liposomal vitamin c with collagen for skin

Vitamin C is needed in collagen production

Collagen is another supplement that’s currently making waves in the beauty industry. Since it’s one of the body’s building blocks, taking collagen daily may help slow aging.

Research suggests oral collagen supplementation may help with skin health by improving hydration, elasticity, and dermal collagen density (3). 

But here’s the catch – the body can’t make collagen without vitamin C. This means it’s important to take collagen with vitamin C.  

Vitamin C may help light lighten skin and reduce dark spots

Vitamin C’s skin-lightening benefit stems from its ability to inhibit the production of tyrosinase. This enzyme helps produce melanin, the pigment that dictates our skin color. The more melanin you produce, the darker your skin color. Thus, vitamin C directly contributes to reduced melanin production, effectively brightening the skin (4).

That said, our Liposomal Vitamin C may help with more balanced skin lightening. On the other hand, a topical product may be more effective if you’re only looking to reduce dark spots in specific areas.  

Vitamin C protects against extrinsic skin aging

Extrinsic skin aging results from the sun’s UV damage, smoking, pollution, and other environmental factors. These factors all cause changes in the skin that make it look older.

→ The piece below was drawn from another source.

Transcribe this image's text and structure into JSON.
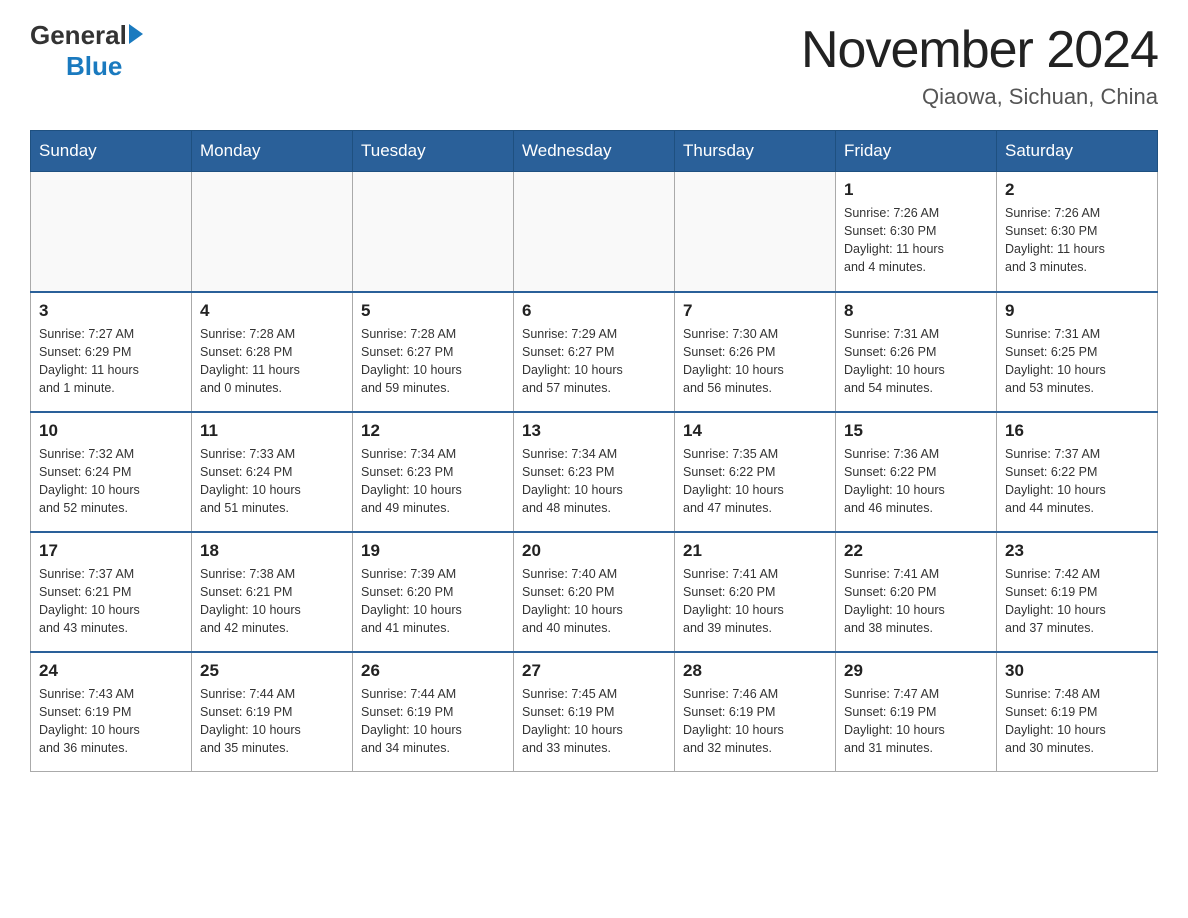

Worse, prolonged exposure may increase the risk of skin cancer (5). 

On a molecular level, these external factors increase free radicals in the body, leading to oxidative stress (6). Fortunately, vitamin C is a potent antioxidant that can help fight oxidative stress and therefore extrinsic skin aging, too (7)! 

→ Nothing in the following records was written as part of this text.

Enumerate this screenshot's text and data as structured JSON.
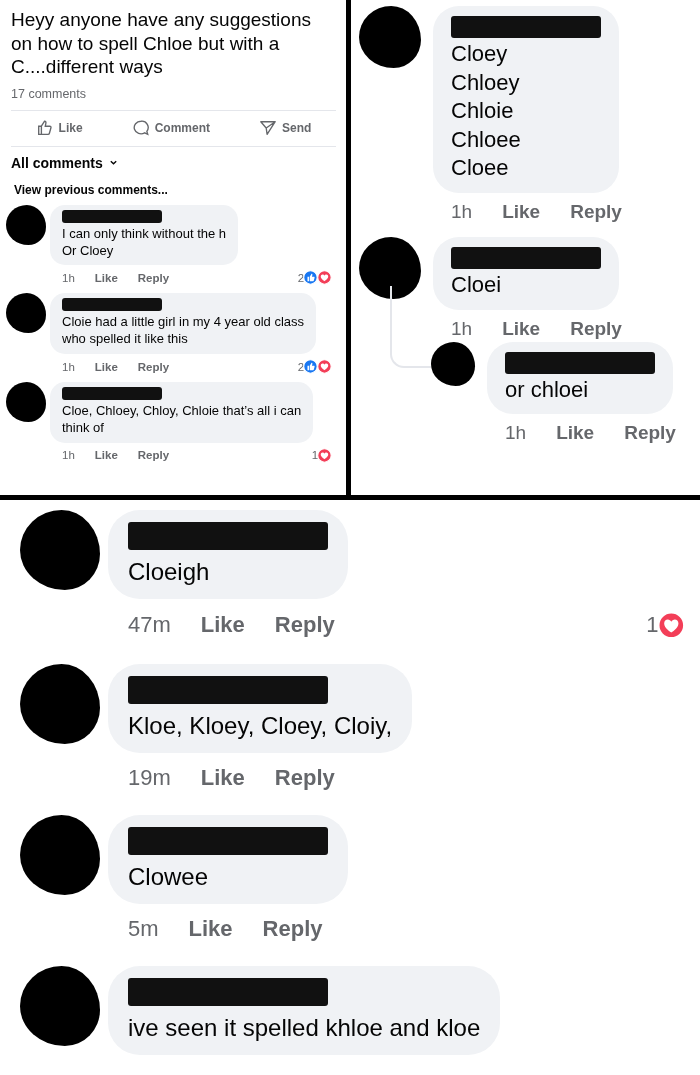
{
  "panels": [
    {
      "kind": "post",
      "post_text": "Heyy anyone have any suggestions\non how to spell Chloe but with a\nC....different ways",
      "comment_count": "17 comments",
      "actions": [
        {
          "kind": "like",
          "label": "Like"
        },
        {
          "kind": "comment",
          "label": "Comment"
        },
        {
          "kind": "send",
          "label": "Send"
        }
      ],
      "sort": "All comments",
      "view_previous": "View previous comments...",
      "comments": [
        {
          "text": "I can only think without the h\nOr Cloey",
          "time": "1h",
          "like": "Like",
          "reply": "Reply",
          "reaction_count": "2",
          "reactions": [
            {
              "kind": "like"
            },
            {
              "kind": "love"
            }
          ]
        },
        {
          "text": "Cloie had a little girl in my 4 year old class\nwho spelled it like this",
          "time": "1h",
          "like": "Like",
          "reply": "Reply",
          "reaction_count": "2",
          "reactions": [
            {
              "kind": "like"
            },
            {
              "kind": "love"
            }
          ]
        },
        {
          "text": "Cloe, Chloey, Chloy, Chloie that’s all i can\nthink of",
          "time": "1h",
          "like": "Like",
          "reply": "Reply",
          "reaction_count": "1",
          "reactions": [
            {
              "kind": "love"
            }
          ]
        }
      ]
    },
    {
      "kind": "thread",
      "comments": [
        {
          "text": "Cloey\nChloey\nChloie\nChloee\nCloee",
          "time": "1h",
          "like": "Like",
          "reply": "Reply"
        },
        {
          "text": "Cloei",
          "time": "1h",
          "like": "Like",
          "reply": "Reply",
          "children": [
            {
              "text": "or chloei",
              "time": "1h",
              "like": "Like",
              "reply": "Reply"
            }
          ]
        }
      ]
    },
    {
      "kind": "thread",
      "comments": [
        {
          "text": "Cloeigh",
          "time": "47m",
          "like": "Like",
          "reply": "Reply",
          "reaction_count": "1",
          "reactions": [
            {
              "kind": "love"
            }
          ]
        },
        {
          "text": "Kloe, Kloey, Cloey, Cloiy,",
          "time": "19m",
          "like": "Like",
          "reply": "Reply"
        },
        {
          "text": "Clowee",
          "time": "5m",
          "like": "Like",
          "reply": "Reply"
        },
        {
          "text": "ive seen it spelled khloe and kloe"
        }
      ]
    }
  ]
}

Vitamin C may help wounds heal faster

Poor wound healing is one of the hallmark symptoms of low vitamin C levels in the body (8). Due to its antioxidant properties and role in collagen formation, vitamin C may help speed up the healing process.

Studies show that vitamin C’s effect on wound healing involves repairing damaged skin cells faster. It also helps increase ceramide production; these fatty acids hold skin cells together. Moreover, vitamin C’s role in collagen synthesis also contributes to the faster formation of cells that produce connective tissue (9).

Related article: When To Take Liposomal Vitamin C Supplements?


As you’ve learned in this article, the best forms of vitamin C for skin care are lipid-based formulations since they help improve absorption. Try using a topical formulation along with our Liposomal Vitamin C for optimal skin health. In addition, eating vitamin C-rich foods, drinking enough water, avoiding smoking and alcohol, and using sunscreen when you go out may offer comprehensive protection for your skin!   


(1) Davis JL, Paris HL, Beals JW, et al. Liposomal-encapsulated Ascorbic Acid: Influence on Vitamin C Bioavailability and Capacity to Protect Against Ischemia-Reperfusion Injury. Nutr Metab Insights. 2016;9:25-30. Published 2016 Jun 20. doi:10.4137/NMI.S39764

(2)Vitamin C Prevents Ultraviolet-induced Pigmentation in Healthy Volunteers: Bayesian Meta-analysis Results from 31 Randomized Controlled versus Vehicle Clinical Studies, Romain De Dormael, Philippe Bastien et al. J Clin Aesthet Dermatol. 2019 Feb; 12(2): E53–E59.

(3) Choi FD, Sung CT, Juhasz ML, Mesinkovsk NA. Oral Collagen Supplementation: A Systematic Review of Dermatological Applications. J Drugs Dermatol. 2019;18(1):9-16.

(4) Farris PK. Topical vitamin C: a useful agent for treating photoaging and other dermatologic conditions. Dermatol Surg. 2005;31(7 Pt 2):814-818. doi:10.1111/j.1524-4725.2005.31725

(5) Natural and Sun-Induced Aging of Human Skin, Laure Rittié and Gary J. Fisher, Cold Spring Harb Perspect Med. 2015 Jan; 5(1): a015370.

(6) S. Albrecht and others, Skin type differences in solar‐simulated radiation‐induced oxidative stress, British Journal of Dermatology, Volume 180, Issue 3, 1 March 2019, Pages 597–603

(7) The Roles of Vitamin C in Skin Health Juliet M. Pullar, Anitra C. Carr, and Margreet C. M. Vissers, Nutrients. 2017 Aug; 9(8): 866.

(8) The Roles of Vitamin C in Skin Health Juliet M. Pullar, Anitra C. Carr, and Margreet C. M. Vissers, Nutrients. 2017 Aug; 9(8): 866. Published online 2017 Aug 12.

(9) The Roles of Vitamin C in Skin Health Juliet M. Pullar, Anitra C. Carr, and Margreet C. M. Vissers, Nutrients. 2017 Aug; 9(8): 866. Published online 2017 Aug 12.